In 1748 the novel Fanny Hill described as a memoir of a woman of pleasure was published. The Church of England asked the Secretary of State to "stop the progress of this vile Book, which is an open insult upon Religion and good manners." Cleland was arrested and charged with "corrupting the King's subjects." note14
Crime was increasing with the advancing economy. In London were habitual offenders and gangs of delinquent youths. Responding to crime, politicians made more offenses punishable by death. Capital crimes numbered in the dozens, including horse and sheep stealing and shoplifting to the value of five shillings. But rather than being hanged, many deemed guilty of a capital crime were sent to the Americas.
English law was a gathering of complexities and contradictions void of elegant simplicity. The influence of Roman law on English law remained a rumor. Roman law was used only occasionally as a mere ornament for jurists. Law in England was drawn from English experience, and it was criticized for its anomalies, complexity, uncertainties, its slowness, its tedious forms and its confounding of simple matters into confusing language that helped enrich lawyers at the expense of honest people.

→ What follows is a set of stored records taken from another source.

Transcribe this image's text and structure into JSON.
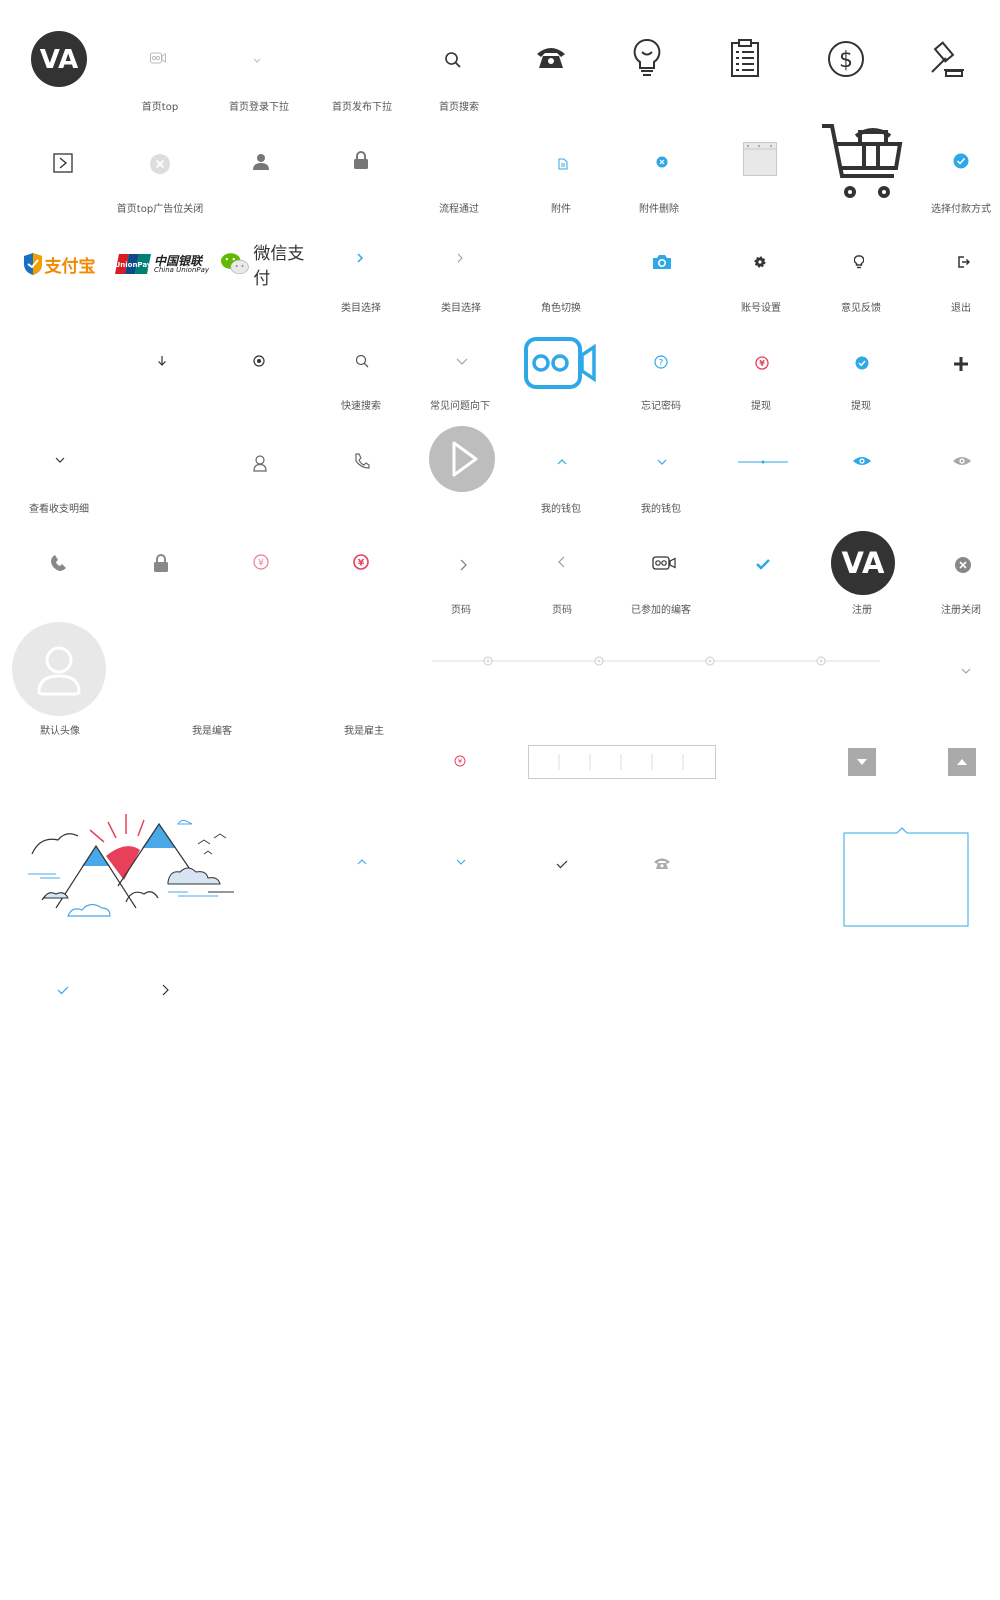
{
  "colors": {
    "accent": "#2fa8e8",
    "dark": "#333333",
    "gray": "#888888",
    "red": "#e8405a",
    "border": "#cfcfcf"
  },
  "labels": {
    "l1": "首页top",
    "l2": "首页登录下拉",
    "l3": "首页发布下拉",
    "l4": "首页搜索",
    "l5": "首页top广告位关闭",
    "l6": "流程通过",
    "l7": "附件",
    "l8": "附件删除",
    "l9": "选择付款方式",
    "l10": "类目选择",
    "l11": "类目选择",
    "l12": "角色切换",
    "l13": "账号设置",
    "l14": "意见反馈",
    "l15": "退出",
    "l16": "快速搜索",
    "l17": "常见问题向下",
    "l18": "忘记密码",
    "l19": "提现",
    "l20": "提现",
    "l21": "查看收支明细",
    "l22": "我的钱包",
    "l23": "我的钱包",
    "l24": "页码",
    "l25": "页码",
    "l26": "已参加的编客",
    "l27": "注册",
    "l28": "注册关闭",
    "l29": "默认头像",
    "l30": "我是编客",
    "l31": "我是雇主"
  },
  "logo": {
    "text": "VA"
  },
  "payments": {
    "alipay": "支付宝",
    "unionpay_cn": "中国银联",
    "unionpay_en": "China UnionPay",
    "unionpay_badge": "UnionPay",
    "wechat": "微信支付"
  },
  "icons": [
    "logo-icon",
    "video-small-icon",
    "chevron-down-icon",
    "search-icon",
    "telephone-icon",
    "lightbulb-icon",
    "clipboard-icon",
    "dollar-icon",
    "gavel-icon",
    "expand-box-icon",
    "close-circle-icon",
    "user-icon",
    "lock-icon",
    "file-icon",
    "close-dot-icon",
    "window-icon",
    "cart-icon",
    "check-circle-icon",
    "alipay-logo",
    "unionpay-logo",
    "wechat-pay-logo",
    "chevron-right-icon",
    "camera-icon",
    "gear-icon",
    "bulb-small-icon",
    "logout-icon",
    "arrow-down-icon",
    "location-icon",
    "question-icon",
    "cash-icon",
    "plus-icon",
    "user-outline-icon",
    "phone-outline-icon",
    "play-icon",
    "chevron-up-icon",
    "eye-closed-icon",
    "eye-icon",
    "check-icon",
    "avatar-icon",
    "mountain-illustration",
    "dropdown-button-icon",
    "dropup-button-icon",
    "tooltip-box"
  ]
}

William Blackstone (1723-80). Americans who first learned law by reading Blackstone include Alexander Hamilton and Abraham Lincoln.
In the mid-1700s, a lawyer named William Blackstone made a name for himself writing about English law. He tried to put law into conformity with science and the age of reason. Blackstone mapped the law's tortuous complexities and depicted the nation's constitution and laws as a reflection of the natural order of the cosmos and the nation's development across history. British law and liberty he wrote was the "noblest inheritance of mankind."
Blackstone approved of law which held that a husband and wife were one person and that the husband was that person. In other words, Blackstone approved of law that held that a wife had no right to own property in her own name and that the wages she earned belonged to her husband.
Blackstone claimed that the power of parliament was absolute. Elsewhere in his work he claimed that the legislature could not destroy human rights. He advanced the use of such phrases as crimes and misdemeanors, ex-post facto law, due process and judicial power. Blackstone denounced slavery as inimical to "natural rights" and to British law. He advanced the idea that the instant any slave landed in England he or she should be ruled as free. Acting on general principles of "God-given right," English law, he claimed, protected "a Jew, a Turk or a heathen as well as to those who press the true religion of Christ." He described freedom of the press as "essential to the nature of a free state." And trial by jury he called the "glory of the English law."
In England the idea was widespread that common people had rights. It was an idea too among people in England's American colonies.
Albion Ascendant: English History, 1660-1815, by Wilfred Prest, 1998
The Philosophical Works of David Hume, editor. T. H. Green and T. H. Groseeen and Co., 1882.
Sir William Blackstone, by David A Lockmiller, University of North Carolina Press, 1938
Lichtenberg's Visits to England, edited by M Mare and W H Quarrel, 1938
Eighteenth-Century Europe, Tradition and Progress, by Isser Woloch, 1982
The Relentless Revolution: a History of Capitalism, by Joyce Appleby, 2010
The Ancient Regime in Europe: government and society in the major states, 1648- 1789, by Neville E Williams, 1970
"The Forces of Nature: the Road to Revolution," Chapter One in The History of Britain, Volume III, by Simon Schama.
Copyright © 2001-2015 by Frank E. Smitha. All rights reserved.